The Shikoku Pilgrimage was first created by the Buddhist monk Kukai approximately 1,200 years ago. It features 88 different temples, including rare and magnificent examples of temples.
Set out on a journey of ancient discovery, to rediscover your true self

The Pilgrimage

The pilgrimage itself is over 1,400 kilometres in length, and has an image amongst the public of being harsh and difficult to complete. In recent years it has become popular with people wishing to rediscover themselves, build up their health, or enjoy the outdoors. Many pilgrims participate for reasons entirely separate from religion, and it is seeing increasing popularity for its abundance of must-see with sacred areas.

Estimated Times/Budget

- On foot: Approx. 45 days, Budget: Approx. 400,000 yen
- By car: Approx. 10 days, Budget: Approx 140,000 yen
- Tour bus: Approx. 12 days, Budget: Approx. 250,000 yen (differs depending on tour)

Clothing for Pilgrims

Any clothing that takes into consideration that you will be visiting holy sites is fine. This includes casual clothing and outdoor wear, as long as the wearer is clearly showing respect to the temples themselves.
However, most pilgrims prefer to at least wear the traditional garb of staff, monk's stole, and white robe.
Wearing the proper style increases the awareness of the body and mind of the pilgrimage, and makes it easier for people along the way to recognize you as a pilgrim, increasing opportunities for interaction.

How to Pray at a Temple

1. At the Main Gate

Place your hands together in prayer and offer thanks before entering the gate.
This should also be done when leaving.(*Done out of respect to the buddha/high monk)Please walk to the left within the temple grounds.

2. Place for Ritual Cleansing of Hands

Wash your hands and swill water in your mouth here to cleans your body.
Swilling out your mouth is symbolic of cleansing both the inside and outside of your body.

3. Bell Tower

Strike the bell once gently.
*You must not strike the bell after you have completed your visit.
*Some temples do not the bell to be struck.
*Do not strike the bell when visiting early in the morning or late at night, or at times that may create a nuisance for others living nearby.

4. Main Temple Building

Place a votive card in the votive card box. Light 1 candle, and 3 sticks of incense.
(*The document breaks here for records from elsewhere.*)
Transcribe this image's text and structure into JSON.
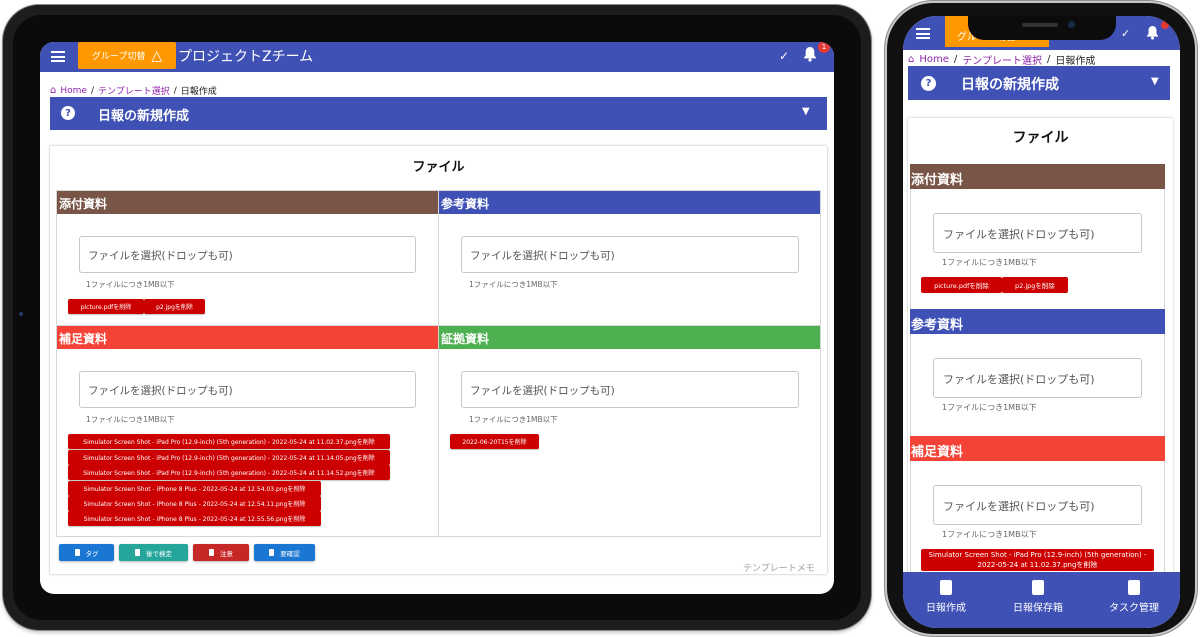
{
  "app": {
    "group_switch_label": "グループ切替",
    "group_switch_icon": "warning-triangle-icon",
    "team_name": "プロジェクトZチーム",
    "check_icon": "✓",
    "notification_count": "1"
  },
  "breadcrumb": {
    "home": "Home",
    "separator": "/",
    "template_select": "テンプレート選択",
    "current": "日報作成"
  },
  "page_header": {
    "title": "日報の新規作成",
    "help_icon": "?",
    "expand_icon": "⌄"
  },
  "card": {
    "title": "ファイル"
  },
  "sections": {
    "attached": {
      "title": "添付資料",
      "color": "#795548",
      "placeholder": "ファイルを選択(ドロップも可)",
      "hint": "1ファイルにつき1MB以下",
      "files": [
        "picture.pdfを削除",
        "p2.jpgを削除"
      ]
    },
    "reference": {
      "title": "参考資料",
      "color": "#3f51b5",
      "placeholder": "ファイルを選択(ドロップも可)",
      "hint": "1ファイルにつき1MB以下",
      "files": []
    },
    "supplement": {
      "title": "補足資料",
      "color": "#f44336",
      "placeholder": "ファイルを選択(ドロップも可)",
      "hint": "1ファイルにつき1MB以下",
      "files": [
        "Simulator Screen Shot - iPad Pro (12.9-inch) (5th generation) - 2022-05-24 at 11.02.37.pngを削除",
        "Simulator Screen Shot - iPad Pro (12.9-inch) (5th generation) - 2022-05-24 at 11.14.05.pngを削除",
        "Simulator Screen Shot - iPad Pro (12.9-inch) (5th generation) - 2022-05-24 at 11.14.52.pngを削除",
        "Simulator Screen Shot - iPhone 8 Plus - 2022-05-24 at 12.54.03.pngを削除",
        "Simulator Screen Shot - iPhone 8 Plus - 2022-05-24 at 12.54.11.pngを削除",
        "Simulator Screen Shot - iPhone 8 Plus - 2022-05-24 at 12.55.56.pngを削除"
      ]
    },
    "evidence": {
      "title": "証拠資料",
      "color": "#4caf50",
      "placeholder": "ファイルを選択(ドロップも可)",
      "hint": "1ファイルにつき1MB以下",
      "files": [
        "2022-06-20T15を削除"
      ]
    }
  },
  "action_buttons": [
    {
      "label": "タグ",
      "color": "#1976d2"
    },
    {
      "label": "後で検定",
      "color": "#26a69a"
    },
    {
      "label": "注意",
      "color": "#c62828"
    },
    {
      "label": "要確認",
      "color": "#1976d2"
    }
  ],
  "template_memo": "テンプレートメモ",
  "phone": {
    "group_switch_label": "グループ切替",
    "supplement_first_file_line1": "Simulator Screen Shot - iPad Pro (12.9-inch) (5th generation) -",
    "supplement_first_file_line2": "2022-05-24 at 11.02.37.pngを削除",
    "bottom_nav": [
      {
        "label": "日報作成",
        "icon": "file-add-icon"
      },
      {
        "label": "日報保存箱",
        "icon": "archive-box-icon"
      },
      {
        "label": "タスク管理",
        "icon": "task-settings-icon"
      }
    ]
  }
}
Provide a monetary offering, before placing both hands together in prayer. Finish by making an offering of a sutra (sutra chant, hand-copied sutra).

5. Hall with Enshrined Statue of Kobo Daishi

Pay homage in the same manner as at the main temple building.

6. Stamp Area

At the stamp area, receive a stamp (goshuin) on your stamp book to show that you have visited the location.
*If there are other locations to pay homage to within the temple, ensure you go there first.